FIG. 3 is a perspective view of the strip of paper with perforated lines in between every two adjacent cards, and the left most card already separated from the strip of paper.
 1. Field of the Invention
 The present invention relates generally to card games, and more particularly to card games having predetermined hands of cards embedded in fortune cookies.
 2. Description of the Related Art
 Eating fortune cookies after a meal, and sharing the written predictions or fortunes contained therein is a well-established and rich tradition. The strength of that tradition masks the lack of alternative uses for fortune cookies found in the prior art. Fortune cookies provide a unique and valuable opportunity for persons to interact with games and light-hearted discussion at the conclusion of a meal. For those interested in something different than merely reading a fortune, the existing art does not provide a solution. Those interested in the opportunity to engage in a quick competitive game chance of chance at the conclusion of a meal are required to plan in advance, and bring their own cards to dinner, and act precluding the spontaneous thrill usually associated with a quick game of cards.
 Nothing in the prior art provides a solution to this problem. While it is known in the art to place game cards with food products, nothing suggests the specific opportunities provided by fortune cookies. Other known prior art recognizes the utility of using predetermined hands of cards when a conventional card deck is not convenient because of the locale where a game is to be played. However, the prior art fails to suggest the numerous packaging opportunities made available by non-conventional card decks. Moreover, no prior art card game uses alternative packaging for a poker hand, much less the idea of embedding predetermined card hands into fortune cookies to allow for a quick game of chance with friends after a shared meal.
 The present invention is a novelty item to be used in a game involving fortune cookies and the like. The game includes at least one strip of paper having one hand unit of cards. Each hand unit displays one or more cards thereon, with each card having exactly one suit and denomination. A strip of paper is embedded into a fortune cookie in the conventional manner that traditional fortunes are currently embedded into fortune cookies.

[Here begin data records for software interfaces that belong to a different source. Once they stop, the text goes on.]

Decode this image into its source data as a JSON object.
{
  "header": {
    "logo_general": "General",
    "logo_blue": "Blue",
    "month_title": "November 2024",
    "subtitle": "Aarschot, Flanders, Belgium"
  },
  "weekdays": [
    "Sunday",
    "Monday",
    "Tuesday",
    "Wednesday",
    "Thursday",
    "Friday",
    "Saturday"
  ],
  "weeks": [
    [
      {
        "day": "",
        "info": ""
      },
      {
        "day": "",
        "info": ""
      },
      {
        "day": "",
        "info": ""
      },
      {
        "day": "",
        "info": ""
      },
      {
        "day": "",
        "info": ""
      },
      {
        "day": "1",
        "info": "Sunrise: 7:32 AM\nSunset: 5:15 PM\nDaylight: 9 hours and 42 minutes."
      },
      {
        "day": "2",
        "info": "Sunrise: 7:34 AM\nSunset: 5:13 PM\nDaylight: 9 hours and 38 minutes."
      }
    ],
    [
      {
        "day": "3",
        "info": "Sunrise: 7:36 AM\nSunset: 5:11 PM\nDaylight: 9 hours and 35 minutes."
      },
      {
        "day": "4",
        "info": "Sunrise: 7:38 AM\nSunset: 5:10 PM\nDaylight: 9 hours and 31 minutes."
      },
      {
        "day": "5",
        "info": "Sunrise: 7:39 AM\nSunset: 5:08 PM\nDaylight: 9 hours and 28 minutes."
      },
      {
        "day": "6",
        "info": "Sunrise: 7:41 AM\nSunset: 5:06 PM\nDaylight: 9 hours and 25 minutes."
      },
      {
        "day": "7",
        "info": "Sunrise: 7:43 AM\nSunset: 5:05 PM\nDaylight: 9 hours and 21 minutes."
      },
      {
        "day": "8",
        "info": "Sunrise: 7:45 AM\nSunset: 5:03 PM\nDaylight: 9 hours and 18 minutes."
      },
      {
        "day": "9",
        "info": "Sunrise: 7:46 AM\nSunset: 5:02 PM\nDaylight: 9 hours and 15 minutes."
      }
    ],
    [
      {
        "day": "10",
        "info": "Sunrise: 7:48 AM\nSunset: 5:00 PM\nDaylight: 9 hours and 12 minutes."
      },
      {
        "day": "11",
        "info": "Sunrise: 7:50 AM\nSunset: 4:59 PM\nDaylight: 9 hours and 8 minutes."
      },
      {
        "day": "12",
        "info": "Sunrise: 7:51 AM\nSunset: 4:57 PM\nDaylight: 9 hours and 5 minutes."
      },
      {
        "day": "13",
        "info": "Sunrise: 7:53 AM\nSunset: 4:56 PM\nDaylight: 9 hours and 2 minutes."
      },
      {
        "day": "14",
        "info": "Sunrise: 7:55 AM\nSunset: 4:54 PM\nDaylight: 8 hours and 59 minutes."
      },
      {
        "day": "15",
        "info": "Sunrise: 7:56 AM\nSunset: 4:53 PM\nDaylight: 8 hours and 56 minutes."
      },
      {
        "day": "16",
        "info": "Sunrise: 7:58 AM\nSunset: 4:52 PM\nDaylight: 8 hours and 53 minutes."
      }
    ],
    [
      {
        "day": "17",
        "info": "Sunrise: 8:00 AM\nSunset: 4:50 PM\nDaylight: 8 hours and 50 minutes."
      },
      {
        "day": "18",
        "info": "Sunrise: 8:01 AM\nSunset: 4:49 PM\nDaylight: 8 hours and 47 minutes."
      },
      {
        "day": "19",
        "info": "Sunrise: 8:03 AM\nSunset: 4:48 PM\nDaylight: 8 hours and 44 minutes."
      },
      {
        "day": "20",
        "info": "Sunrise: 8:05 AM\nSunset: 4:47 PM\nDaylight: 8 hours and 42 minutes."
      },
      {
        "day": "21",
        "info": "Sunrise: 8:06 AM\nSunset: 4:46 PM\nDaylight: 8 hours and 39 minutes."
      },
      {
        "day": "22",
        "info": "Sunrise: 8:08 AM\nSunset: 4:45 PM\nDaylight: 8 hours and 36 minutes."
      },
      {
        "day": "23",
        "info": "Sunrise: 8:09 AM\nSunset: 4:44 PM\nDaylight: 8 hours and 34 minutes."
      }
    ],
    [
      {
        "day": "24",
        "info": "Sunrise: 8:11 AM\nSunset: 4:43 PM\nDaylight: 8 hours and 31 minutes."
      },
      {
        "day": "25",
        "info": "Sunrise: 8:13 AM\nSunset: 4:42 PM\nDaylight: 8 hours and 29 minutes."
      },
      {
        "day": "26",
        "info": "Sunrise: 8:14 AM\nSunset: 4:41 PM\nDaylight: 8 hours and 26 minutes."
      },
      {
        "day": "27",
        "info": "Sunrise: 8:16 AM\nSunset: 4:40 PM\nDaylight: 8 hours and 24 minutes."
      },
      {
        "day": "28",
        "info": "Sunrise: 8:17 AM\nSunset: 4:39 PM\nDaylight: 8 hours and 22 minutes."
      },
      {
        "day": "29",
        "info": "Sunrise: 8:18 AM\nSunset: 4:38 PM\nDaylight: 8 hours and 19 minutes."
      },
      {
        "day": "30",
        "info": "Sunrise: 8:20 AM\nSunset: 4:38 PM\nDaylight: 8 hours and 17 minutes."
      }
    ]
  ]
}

 During or after a meal (or any gathering of two or more people), the fortune cookies are broken open and the hand units of the strips of paper are compared to determined a winner based on traditional card game rules. Some examples include poker or high/low (i.e., who has the highest card).
 In an alternative embodiment, the strip of paper may have a perforated line located between adjacent cards to allow each individual card to be selectively separated and discarded. The ability to discard cards allows the present invention to accommodate many different types of card games. The number of cards in a hand may vary to accommodate many different types of game rules.